* [AVAILABLE DATA]:
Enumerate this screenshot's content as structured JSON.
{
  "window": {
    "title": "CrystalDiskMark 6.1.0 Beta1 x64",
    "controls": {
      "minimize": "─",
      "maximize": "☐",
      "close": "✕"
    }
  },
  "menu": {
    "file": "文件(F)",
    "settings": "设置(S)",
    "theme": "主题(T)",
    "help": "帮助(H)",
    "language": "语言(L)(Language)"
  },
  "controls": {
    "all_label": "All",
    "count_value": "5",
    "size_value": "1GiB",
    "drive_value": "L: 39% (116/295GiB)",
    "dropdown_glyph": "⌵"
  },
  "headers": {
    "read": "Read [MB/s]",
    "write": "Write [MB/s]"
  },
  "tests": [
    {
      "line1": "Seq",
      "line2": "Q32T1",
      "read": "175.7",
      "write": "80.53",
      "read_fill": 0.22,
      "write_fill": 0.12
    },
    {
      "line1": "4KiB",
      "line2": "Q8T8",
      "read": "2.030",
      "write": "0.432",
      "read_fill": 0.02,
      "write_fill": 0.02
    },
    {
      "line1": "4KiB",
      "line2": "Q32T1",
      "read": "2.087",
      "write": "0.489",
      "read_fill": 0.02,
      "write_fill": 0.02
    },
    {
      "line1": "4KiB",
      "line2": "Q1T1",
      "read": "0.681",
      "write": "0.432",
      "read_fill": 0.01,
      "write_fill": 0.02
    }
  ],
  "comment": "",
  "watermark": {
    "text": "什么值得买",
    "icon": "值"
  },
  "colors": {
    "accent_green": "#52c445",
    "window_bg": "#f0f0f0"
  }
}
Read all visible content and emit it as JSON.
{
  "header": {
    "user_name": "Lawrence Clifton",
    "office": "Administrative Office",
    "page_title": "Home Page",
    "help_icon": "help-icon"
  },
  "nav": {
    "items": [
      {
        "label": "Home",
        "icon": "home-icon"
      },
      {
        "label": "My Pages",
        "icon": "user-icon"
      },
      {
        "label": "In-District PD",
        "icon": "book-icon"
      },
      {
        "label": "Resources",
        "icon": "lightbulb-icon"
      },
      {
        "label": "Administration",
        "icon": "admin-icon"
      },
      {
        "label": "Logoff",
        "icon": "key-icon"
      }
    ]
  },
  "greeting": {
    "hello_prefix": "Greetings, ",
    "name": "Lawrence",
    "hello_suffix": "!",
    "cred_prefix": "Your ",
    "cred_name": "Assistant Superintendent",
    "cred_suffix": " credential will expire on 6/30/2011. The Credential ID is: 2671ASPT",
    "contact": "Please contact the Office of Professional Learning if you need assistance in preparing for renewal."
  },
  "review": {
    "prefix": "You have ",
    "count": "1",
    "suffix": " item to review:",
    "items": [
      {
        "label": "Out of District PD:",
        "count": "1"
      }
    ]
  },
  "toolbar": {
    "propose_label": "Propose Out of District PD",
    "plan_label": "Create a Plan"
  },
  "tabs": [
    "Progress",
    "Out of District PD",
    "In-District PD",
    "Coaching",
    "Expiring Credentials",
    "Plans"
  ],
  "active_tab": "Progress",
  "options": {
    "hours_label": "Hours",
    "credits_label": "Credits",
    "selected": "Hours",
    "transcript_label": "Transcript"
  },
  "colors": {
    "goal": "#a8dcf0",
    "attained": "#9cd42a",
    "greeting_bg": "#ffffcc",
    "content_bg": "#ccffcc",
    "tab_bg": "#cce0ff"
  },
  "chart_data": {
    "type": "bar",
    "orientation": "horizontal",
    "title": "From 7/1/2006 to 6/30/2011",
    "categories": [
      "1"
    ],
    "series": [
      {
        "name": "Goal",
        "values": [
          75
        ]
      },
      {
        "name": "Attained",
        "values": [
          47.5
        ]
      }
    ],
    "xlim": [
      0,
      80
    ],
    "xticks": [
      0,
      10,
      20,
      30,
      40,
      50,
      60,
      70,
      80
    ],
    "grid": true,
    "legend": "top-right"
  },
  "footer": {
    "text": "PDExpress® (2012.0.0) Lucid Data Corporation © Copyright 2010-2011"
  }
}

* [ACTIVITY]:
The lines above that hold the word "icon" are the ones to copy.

* [TASK RESULT]:
    "icon": "值"
    "help_icon": "help-icon"
        "icon": "home-icon"
        "icon": "user-icon"
        "icon": "book-icon"
        "icon": "lightbulb-icon"
        "icon": "admin-icon"
        "icon": "key-icon"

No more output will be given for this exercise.